It’s More Dangerous to Stand Still
"Mom on the Beach," flash fiction by Jimmy Kindree
It’s More Dangerous to Stand Still
Mom on the Beach
My mother, with two knee replacements, asked us to take her to the beach. She conjured for us warm, bright afternoons, salt breeze tickling skin, and starfish basking in their rocky pools. She told it like we might find deep truths in some sparkling sea foam. “I don’t need to swim,” she said. “I just want to walk a little in the water.”
With swimsuits on under our clothes, we drove down on the day we had free and found it cloudy, blustering, sixty degrees under gray sky. I scraped coarse sand off of three lounge chairs where we lay towels. But when we went to walk along the strand, when we felt our toes digging into the damp sand, we said, “It’s worth it.”
Between my husband’s and my supporting arms, my mom pressed her weight forward off of one foot to the next. Her voice changed. I heard strain. When the first wave hit our shins, she screamed mixed fear and joy, and the water rushed through our six pillar legs as if the earth was flying beneath us till its farthest point, and there that wave held briefly as still water, a lip of the great ocean lingering—
I thought I never had seen anything more beautiful than those bubbles briefly clinging in rings around our shins. Then the wave drew out again, and beneath our feet I felt sand stripped away, the rough grains dragging, the earth shifting till I grew unstable, bent my knees to balance myself. “Mom!” I braced my own unsteady weight under her shoulder, and now she screamed real fear.
Then with new nerve she took a jerking step, the kind a baby is applauded for. One step restored her steadiness with a new plinth of sand beneath the foot. A second step reset the balance, and when I looked back at the place where we had stood, six misshapen pits yawned where we had sunk into the shingle, smoothed but not obliterated by the last streams of the dying wave. We learned we had to walk as the water pulled back out, although the world moved around us and we yearned to just stay still. Stability came in our own motion. The sea pulled its supports out from below.
She had soon had enough. We helped her back to her lounge chair where she laughed and lazed with sunglasses pressed back tight into her eyes although the clouds had deepened. She scrolled through pictures on her phone and chatted blithely with the passing families who brought kids or dogs. She watched the daring swimmers from her drier, sturdier place, and I could not stand the thing inside me sinking, that the simple pleasure that she so had craved instead had proved another thing she no longer could do, the way she once had loved to ski, play volleyball, had camped on mountainsides. Now, if she fell to the ground she could not rise. She could not put direct weight on the metal knees. I was not sure we could have lifted her to her feet if she had fallen in the sea. She would have sat still in the water, salt waves washing to her chest and streaming sand out from beneath her body till she sank.

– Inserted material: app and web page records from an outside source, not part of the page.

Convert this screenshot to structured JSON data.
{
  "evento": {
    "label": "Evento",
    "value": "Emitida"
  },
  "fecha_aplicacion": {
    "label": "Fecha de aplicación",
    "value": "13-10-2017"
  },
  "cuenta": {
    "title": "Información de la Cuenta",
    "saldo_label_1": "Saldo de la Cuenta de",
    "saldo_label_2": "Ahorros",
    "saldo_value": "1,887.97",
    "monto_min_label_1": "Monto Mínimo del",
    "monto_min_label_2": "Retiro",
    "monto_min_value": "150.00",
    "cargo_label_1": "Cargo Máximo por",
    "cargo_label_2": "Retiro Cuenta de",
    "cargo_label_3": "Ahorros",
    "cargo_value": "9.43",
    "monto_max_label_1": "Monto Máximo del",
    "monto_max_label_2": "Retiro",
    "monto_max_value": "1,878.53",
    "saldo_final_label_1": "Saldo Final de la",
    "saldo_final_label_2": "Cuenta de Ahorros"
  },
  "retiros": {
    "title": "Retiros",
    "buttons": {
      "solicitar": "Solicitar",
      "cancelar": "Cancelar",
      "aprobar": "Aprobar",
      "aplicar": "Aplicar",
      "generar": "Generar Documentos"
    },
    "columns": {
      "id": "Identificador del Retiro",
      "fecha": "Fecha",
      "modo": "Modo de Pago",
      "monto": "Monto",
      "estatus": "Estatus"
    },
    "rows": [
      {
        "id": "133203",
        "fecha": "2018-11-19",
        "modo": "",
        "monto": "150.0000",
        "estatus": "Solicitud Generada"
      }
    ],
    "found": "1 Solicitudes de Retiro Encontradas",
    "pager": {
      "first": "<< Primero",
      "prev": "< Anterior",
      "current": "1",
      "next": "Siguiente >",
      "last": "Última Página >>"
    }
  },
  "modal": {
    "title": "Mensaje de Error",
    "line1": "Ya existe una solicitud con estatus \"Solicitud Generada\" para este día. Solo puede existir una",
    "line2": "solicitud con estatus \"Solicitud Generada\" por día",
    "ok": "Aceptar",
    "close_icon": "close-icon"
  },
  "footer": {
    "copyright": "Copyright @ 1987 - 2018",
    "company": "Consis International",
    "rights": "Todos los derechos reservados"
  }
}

Only in the way she kept those sunglasses pressed tight to her face, only in that hiding did I sense regret, and perhaps even that pain was imagined. Perhaps the pain was only my own, and perhaps my mother had accepted time in ways I yet had not. I left my husband and her there, walked out along the strand until their forms had vanished among the host of obstinate beachgoers. I stood against the sea and let the waves crash through my legs and draw back and I stood still till I nearly fell.